(Stored items)

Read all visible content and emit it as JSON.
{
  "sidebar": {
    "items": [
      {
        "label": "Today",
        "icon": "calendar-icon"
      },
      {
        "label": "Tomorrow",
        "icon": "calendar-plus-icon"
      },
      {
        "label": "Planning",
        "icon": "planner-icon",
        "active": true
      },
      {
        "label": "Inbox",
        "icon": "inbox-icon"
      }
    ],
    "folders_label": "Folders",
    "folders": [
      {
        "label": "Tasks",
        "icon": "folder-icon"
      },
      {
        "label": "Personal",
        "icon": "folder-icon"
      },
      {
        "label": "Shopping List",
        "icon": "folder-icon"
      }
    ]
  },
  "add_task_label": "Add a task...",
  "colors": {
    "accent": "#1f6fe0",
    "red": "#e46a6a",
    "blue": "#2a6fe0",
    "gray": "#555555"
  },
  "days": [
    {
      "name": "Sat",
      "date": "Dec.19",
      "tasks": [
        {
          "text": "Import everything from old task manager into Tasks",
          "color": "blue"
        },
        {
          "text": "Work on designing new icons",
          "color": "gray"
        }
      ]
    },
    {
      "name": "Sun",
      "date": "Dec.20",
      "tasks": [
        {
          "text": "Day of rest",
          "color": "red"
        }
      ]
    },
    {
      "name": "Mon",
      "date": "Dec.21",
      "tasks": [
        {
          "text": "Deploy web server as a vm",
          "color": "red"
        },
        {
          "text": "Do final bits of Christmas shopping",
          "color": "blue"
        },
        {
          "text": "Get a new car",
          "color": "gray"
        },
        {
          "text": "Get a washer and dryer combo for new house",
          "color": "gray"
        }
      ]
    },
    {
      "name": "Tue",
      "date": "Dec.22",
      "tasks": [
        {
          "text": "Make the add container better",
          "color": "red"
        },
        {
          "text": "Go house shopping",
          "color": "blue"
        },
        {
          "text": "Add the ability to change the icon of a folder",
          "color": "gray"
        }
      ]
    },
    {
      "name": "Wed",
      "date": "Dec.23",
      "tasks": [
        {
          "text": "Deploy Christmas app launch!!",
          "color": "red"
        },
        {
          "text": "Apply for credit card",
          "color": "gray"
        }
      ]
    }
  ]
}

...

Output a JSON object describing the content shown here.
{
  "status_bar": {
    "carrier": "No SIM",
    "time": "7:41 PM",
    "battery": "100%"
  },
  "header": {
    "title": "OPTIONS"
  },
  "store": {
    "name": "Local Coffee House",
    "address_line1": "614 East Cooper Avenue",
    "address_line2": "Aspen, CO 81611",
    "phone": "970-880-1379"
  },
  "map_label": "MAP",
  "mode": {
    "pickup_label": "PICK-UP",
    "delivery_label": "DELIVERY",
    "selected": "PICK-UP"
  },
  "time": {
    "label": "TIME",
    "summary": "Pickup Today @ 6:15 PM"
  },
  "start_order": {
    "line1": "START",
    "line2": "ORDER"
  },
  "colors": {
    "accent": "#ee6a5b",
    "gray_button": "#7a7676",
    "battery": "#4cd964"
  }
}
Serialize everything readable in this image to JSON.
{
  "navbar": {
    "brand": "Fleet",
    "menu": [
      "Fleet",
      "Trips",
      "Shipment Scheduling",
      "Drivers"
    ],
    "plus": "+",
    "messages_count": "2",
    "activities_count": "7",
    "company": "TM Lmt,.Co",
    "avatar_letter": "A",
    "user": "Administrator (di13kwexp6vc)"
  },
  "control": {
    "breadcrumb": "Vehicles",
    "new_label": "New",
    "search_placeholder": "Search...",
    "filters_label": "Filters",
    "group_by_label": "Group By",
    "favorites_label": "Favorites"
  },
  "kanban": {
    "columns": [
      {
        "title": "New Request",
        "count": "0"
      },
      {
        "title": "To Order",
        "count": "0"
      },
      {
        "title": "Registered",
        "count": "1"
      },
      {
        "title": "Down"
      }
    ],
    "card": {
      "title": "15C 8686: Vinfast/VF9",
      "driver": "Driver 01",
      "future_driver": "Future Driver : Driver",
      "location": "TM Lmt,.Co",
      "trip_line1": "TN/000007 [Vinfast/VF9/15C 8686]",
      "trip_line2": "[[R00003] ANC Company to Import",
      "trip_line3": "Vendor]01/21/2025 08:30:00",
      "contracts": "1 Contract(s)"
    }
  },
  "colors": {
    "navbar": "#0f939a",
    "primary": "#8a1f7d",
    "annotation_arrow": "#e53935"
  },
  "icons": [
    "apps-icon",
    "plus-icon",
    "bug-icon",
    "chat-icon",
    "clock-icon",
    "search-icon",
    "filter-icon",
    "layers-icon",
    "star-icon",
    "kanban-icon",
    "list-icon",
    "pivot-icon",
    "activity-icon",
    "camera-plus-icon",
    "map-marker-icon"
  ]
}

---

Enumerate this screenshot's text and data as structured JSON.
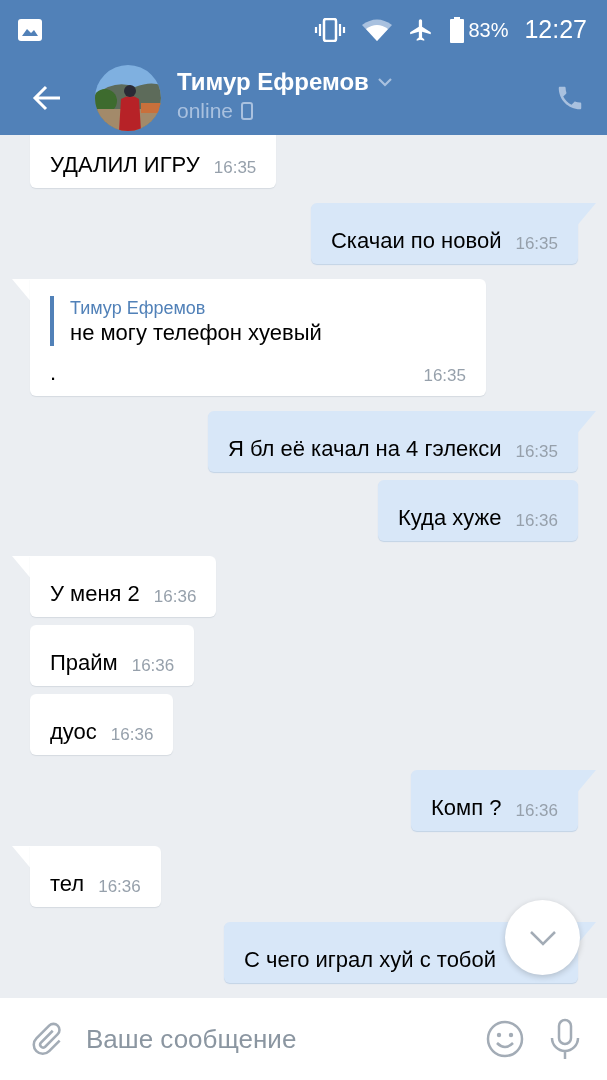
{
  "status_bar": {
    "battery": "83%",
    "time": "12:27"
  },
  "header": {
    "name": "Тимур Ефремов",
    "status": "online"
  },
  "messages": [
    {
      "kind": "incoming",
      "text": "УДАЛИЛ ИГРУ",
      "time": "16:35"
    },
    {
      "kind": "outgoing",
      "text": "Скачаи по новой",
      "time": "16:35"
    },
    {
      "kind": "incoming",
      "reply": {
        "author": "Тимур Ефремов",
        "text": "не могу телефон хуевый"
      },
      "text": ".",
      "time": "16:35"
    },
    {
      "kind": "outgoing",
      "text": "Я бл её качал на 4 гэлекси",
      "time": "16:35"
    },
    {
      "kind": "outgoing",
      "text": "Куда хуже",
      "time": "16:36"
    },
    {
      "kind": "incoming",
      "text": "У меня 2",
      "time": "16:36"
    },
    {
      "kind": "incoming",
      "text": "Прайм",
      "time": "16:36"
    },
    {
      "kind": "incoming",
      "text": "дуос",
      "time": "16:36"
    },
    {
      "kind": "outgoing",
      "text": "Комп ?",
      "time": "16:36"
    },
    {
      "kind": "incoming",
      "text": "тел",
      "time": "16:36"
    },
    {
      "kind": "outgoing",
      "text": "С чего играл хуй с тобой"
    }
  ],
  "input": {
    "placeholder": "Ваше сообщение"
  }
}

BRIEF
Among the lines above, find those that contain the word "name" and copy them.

EXERCISE ANSWER
      "name": "Sat",
      "name": "Sun",
      "name": "Mon",
      "name": "Tue",
      "name": "Wed",
    "name": "Local Coffee House",
    "name": "Тимур Ефремов",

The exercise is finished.